- REQUIREMENT
Report how many lines of the entries below contain the word "Jerusalem", and nothing more.

- RECORDS SHOWN
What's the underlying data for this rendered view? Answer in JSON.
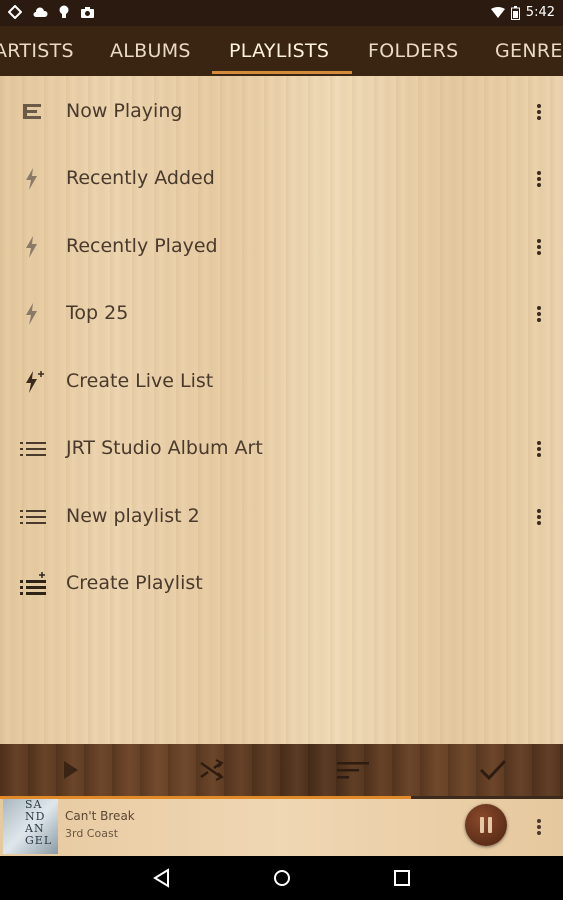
{
  "status": {
    "time": "5:42"
  },
  "tabs": [
    {
      "label": "ARTISTS"
    },
    {
      "label": "ALBUMS"
    },
    {
      "label": "PLAYLISTS"
    },
    {
      "label": "FOLDERS"
    },
    {
      "label": "GENRES"
    }
  ],
  "active_tab": "PLAYLISTS",
  "playlists": [
    {
      "label": "Now Playing",
      "icon": "queue-icon"
    },
    {
      "label": "Recently Added",
      "icon": "lightning-icon"
    },
    {
      "label": "Recently Played",
      "icon": "lightning-icon"
    },
    {
      "label": "Top 25",
      "icon": "lightning-icon"
    },
    {
      "label": "Create Live List",
      "icon": "lightning-plus-icon"
    },
    {
      "label": "JRT Studio Album Art",
      "icon": "list-icon"
    },
    {
      "label": "New playlist 2",
      "icon": "list-icon"
    },
    {
      "label": "Create Playlist",
      "icon": "list-plus-icon"
    }
  ],
  "now_playing": {
    "title": "Can't Break",
    "artist": "3rd Coast",
    "album_art_text": "SA\nND\nAN\nGEL",
    "progress": 0.73
  },
  "colors": {
    "accent": "#e08a2a",
    "tab_bg": "#3a2412"
  }
}
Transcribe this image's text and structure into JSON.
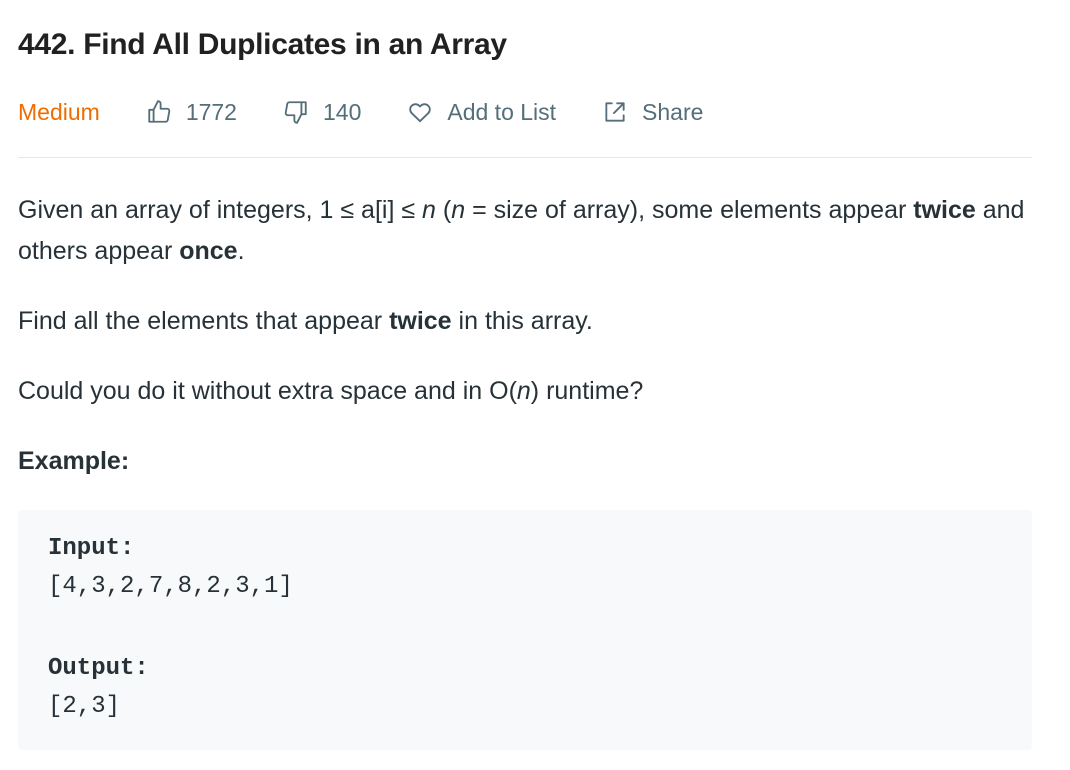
{
  "problem": {
    "title": "442. Find All Duplicates in an Array",
    "difficulty": "Medium",
    "likes": "1772",
    "dislikes": "140",
    "add_to_list_label": "Add to List",
    "share_label": "Share"
  },
  "description": {
    "p1_a": "Given an array of integers, 1 ≤ a[i] ≤ ",
    "p1_n1": "n",
    "p1_b": " (",
    "p1_n2": "n",
    "p1_c": " = size of array), some elements appear ",
    "p1_twice": "twice",
    "p1_d": " and others appear ",
    "p1_once": "once",
    "p1_e": ".",
    "p2_a": "Find all the elements that appear ",
    "p2_twice": "twice",
    "p2_b": " in this array.",
    "p3_a": "Could you do it without extra space and in O(",
    "p3_n": "n",
    "p3_b": ") runtime?",
    "example_label": "Example:"
  },
  "example": {
    "input_label": "Input:",
    "input_value": "[4,3,2,7,8,2,3,1]",
    "output_label": "Output:",
    "output_value": "[2,3]"
  },
  "icons": {
    "like": "thumbs-up-icon",
    "dislike": "thumbs-down-icon",
    "list": "heart-icon",
    "share": "share-icon"
  },
  "colors": {
    "difficulty_medium": "#ef6c00",
    "meta_text": "#546e7a",
    "example_bg": "#f7f9fa"
  }
}
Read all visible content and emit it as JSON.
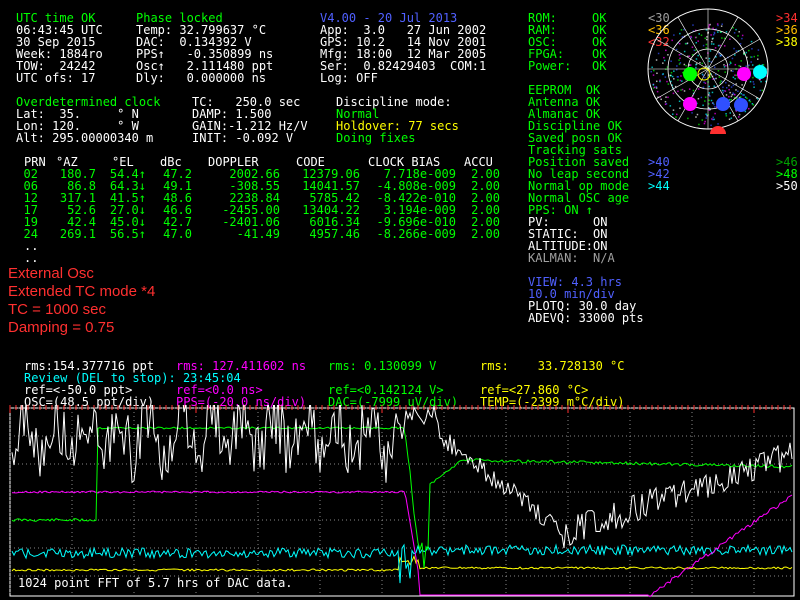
{
  "status": {
    "utc_ok": "UTC time OK",
    "phase": "Phase locked",
    "time": "06:43:45 UTC",
    "date": "30 Sep 2015",
    "week": "Week: 1884ro",
    "tow": "TOW:  24242",
    "utc_ofs": "UTC ofs: 17",
    "temp": "Temp: 32.799637 °C",
    "dac": "DAC:  0.134392 V",
    "pps": "PPS↑   -0.350899 ns",
    "osc": "Osc↑   2.111480 ppt",
    "dly": "Dly:   0.000000 ns",
    "version": "V4.00 - 20 Jul 2013",
    "app": "App:  3.0   27 Jun 2002",
    "gps": "GPS: 10.2   14 Nov 2001",
    "mfg": "Mfg: 18:00  12 Mar 2005",
    "ser": "Ser:  0.82429403  COM:1",
    "log": "Log: OFF"
  },
  "health": [
    {
      "label": "ROM:",
      "value": "OK"
    },
    {
      "label": "RAM:",
      "value": "OK"
    },
    {
      "label": "OSC:",
      "value": "OK"
    },
    {
      "label": "FPGA:",
      "value": "OK"
    },
    {
      "label": "Power:",
      "value": "OK"
    }
  ],
  "health2": [
    "EEPROM  OK",
    "Antenna OK",
    "Almanac OK",
    "Discipline OK",
    "Saved posn OK",
    "Tracking sats",
    "Position saved",
    "No leap second",
    "Normal op mode",
    "Normal OSC age",
    "PPS: ON ↑"
  ],
  "pos_status": [
    "PV:      ON",
    "STATIC:  ON",
    "ALTITUDE:ON"
  ],
  "kalman": "KALMAN:  N/A",
  "view": {
    "line1": "VIEW: 4.3 hrs",
    "line2": "10.0 min/div",
    "plotq": "PLOTQ: 30.0 day",
    "adevq": "ADEVQ: 33000 pts"
  },
  "elev_left": [
    {
      "t": "<30",
      "c": "#a0a0a0"
    },
    {
      "t": "<36",
      "c": "#ffbf00"
    },
    {
      "t": "<32",
      "c": "#ff3030"
    }
  ],
  "elev_right": [
    {
      "t": ">34",
      "c": "#ff3030"
    },
    {
      "t": ">36",
      "c": "#ffbf00"
    },
    {
      "t": ">38",
      "c": "#ffff00"
    }
  ],
  "elev_left2": [
    {
      "t": ">40",
      "c": "#5060ff"
    },
    {
      "t": ">42",
      "c": "#5060ff"
    },
    {
      "t": ">44",
      "c": "#00ffff"
    }
  ],
  "elev_right2": [
    {
      "t": ">46",
      "c": "#00a000"
    },
    {
      "t": ">48",
      "c": "#00ff00"
    },
    {
      "t": ">50",
      "c": "#ffffff"
    }
  ],
  "clock": {
    "title": "Overdetermined clock",
    "lat": "Lat:  35.     ° N",
    "lon": "Lon: 120.     ° W",
    "alt": "Alt: 295.00000340 m",
    "tc": "TC:   250.0 sec",
    "damp": "DAMP: 1.500",
    "gain": "GAIN:-1.212 Hz/V",
    "init": "INIT: -0.092 V",
    "disc_label": "Discipline mode:",
    "disc_mode": "Normal",
    "holdover": "Holdover: 77 secs",
    "doing": "Doing fixes"
  },
  "sat_table": {
    "headers": [
      "PRN",
      "°AZ",
      "°EL",
      "dBc",
      "DOPPLER",
      "CODE",
      "CLOCK BIAS",
      "ACCU"
    ],
    "rows": [
      [
        "02",
        "180.7",
        "54.4↑",
        "47.2",
        "2002.66",
        "12379.06",
        "7.718e-009",
        "2.00"
      ],
      [
        "06",
        "86.8",
        "64.3↓",
        "49.1",
        "-308.55",
        "14041.57",
        "-4.808e-009",
        "2.00"
      ],
      [
        "12",
        "317.1",
        "41.5↑",
        "48.6",
        "2238.84",
        "5785.42",
        "-8.422e-010",
        "2.00"
      ],
      [
        "17",
        "52.6",
        "27.0↓",
        "46.6",
        "-2455.00",
        "13404.22",
        "3.194e-009",
        "2.00"
      ],
      [
        "19",
        "42.4",
        "45.0↓",
        "42.7",
        "-2401.06",
        "6016.34",
        "-9.696e-010",
        "2.00"
      ],
      [
        "24",
        "269.1",
        "56.5↑",
        "47.0",
        "-41.49",
        "4957.46",
        "-8.266e-009",
        "2.00"
      ]
    ],
    "dots": [
      "..",
      ".."
    ]
  },
  "notes": [
    "External Osc",
    "Extended TC mode *4",
    "TC = 1000 sec",
    "Damping = 0.75"
  ],
  "rms": {
    "osc": "rms:154.377716 ppt",
    "pps": "rms: 127.411602 ns",
    "dac": "rms: 0.130099 V",
    "temp": "rms:    33.728130 °C"
  },
  "review": "Review (DEL to stop): 23:45:04",
  "refs": {
    "osc": "ref=<-50.0 ppt>",
    "pps": "ref=<0.0 ns>",
    "dac": "ref=<0.142124 V>",
    "temp": "ref=<27.860 °C>"
  },
  "scales": {
    "osc": "OSC=(48.5 ppt/div)",
    "pps": "PPS=(-20.0 ns/div)",
    "dac": "DAC=(-7999 uV/div)",
    "temp": "TEMP=(-2399 m°C/div)"
  },
  "fft_caption": "1024 point FFT of 5.7 hrs of DAC data.",
  "colors": {
    "green": "#00ff00",
    "yellow": "#ffff00",
    "cyan": "#00ffff",
    "magenta": "#ff00ff",
    "red": "#ff3030",
    "white": "#ffffff"
  }
}
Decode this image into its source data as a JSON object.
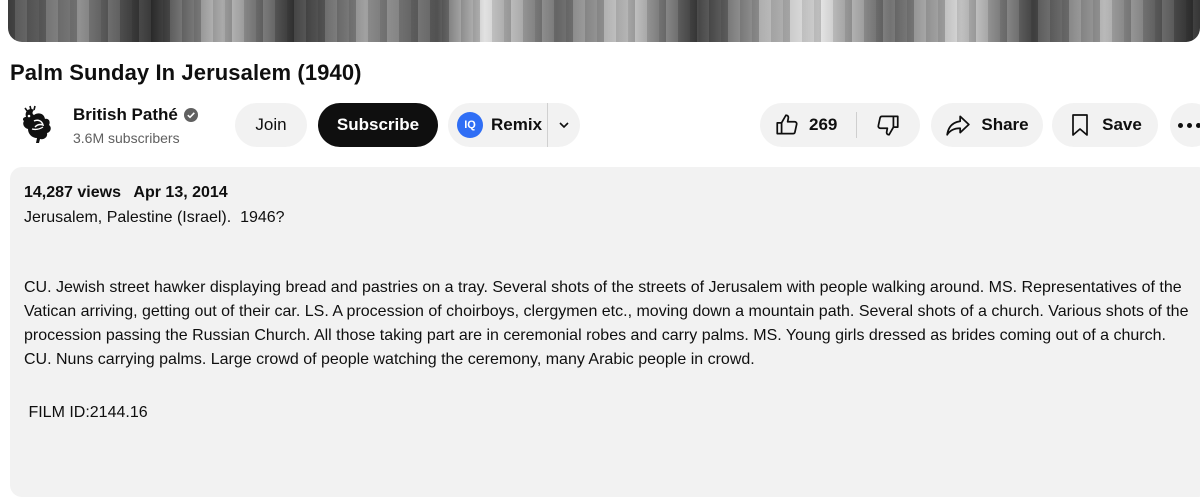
{
  "video": {
    "title": "Palm Sunday In Jerusalem (1940)"
  },
  "channel": {
    "name": "British Pathé",
    "subscribers": "3.6M subscribers",
    "avatar_icon": "rooster-logo-icon",
    "verified_icon": "verified-check-icon"
  },
  "actions": {
    "join_label": "Join",
    "subscribe_label": "Subscribe",
    "remix_logo_text": "IQ",
    "remix_label": "Remix",
    "like_count": "269",
    "share_label": "Share",
    "save_label": "Save"
  },
  "description": {
    "views": "14,287 views",
    "date": "Apr 13, 2014",
    "line1": "Jerusalem, Palestine (Israel).  1946?",
    "body": "CU. Jewish street hawker displaying bread and pastries on a tray. Several shots of the streets of Jerusalem with people walking around. MS. Representatives of the Vatican arriving, getting out of their car. LS. A procession of choirboys, clergymen etc., moving down a mountain path. Several shots of a church. Various shots of the procession passing the Russian Church. All those taking part are in ceremonial robes and carry palms. MS. Young girls dressed as brides coming out of a church. CU. Nuns carrying palms. Large crowd of people watching the ceremony, many Arabic people in crowd.",
    "film_id": " FILM ID:2144.16"
  },
  "colors": {
    "subscribe_bg": "#0f0f0f",
    "pill_bg": "#f2f2f2",
    "description_bg": "#f2f2f2",
    "remix_logo_bg": "#2f6ef5"
  }
}
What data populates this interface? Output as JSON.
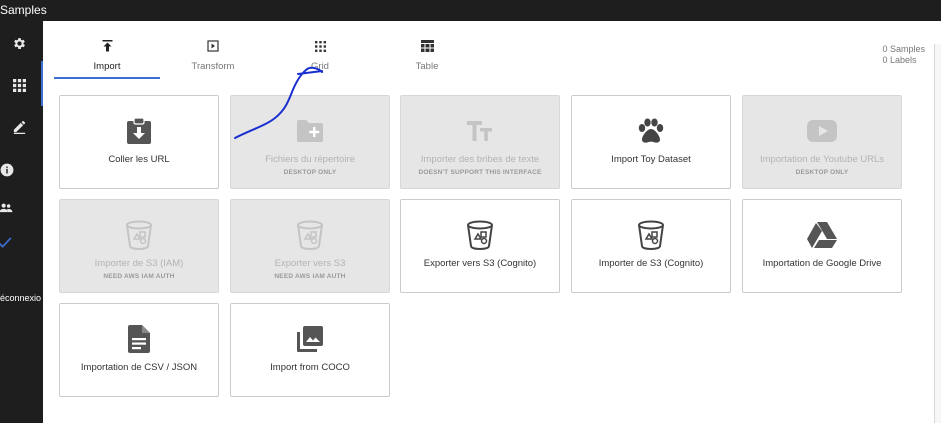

- EXERCISE SOLUTION
3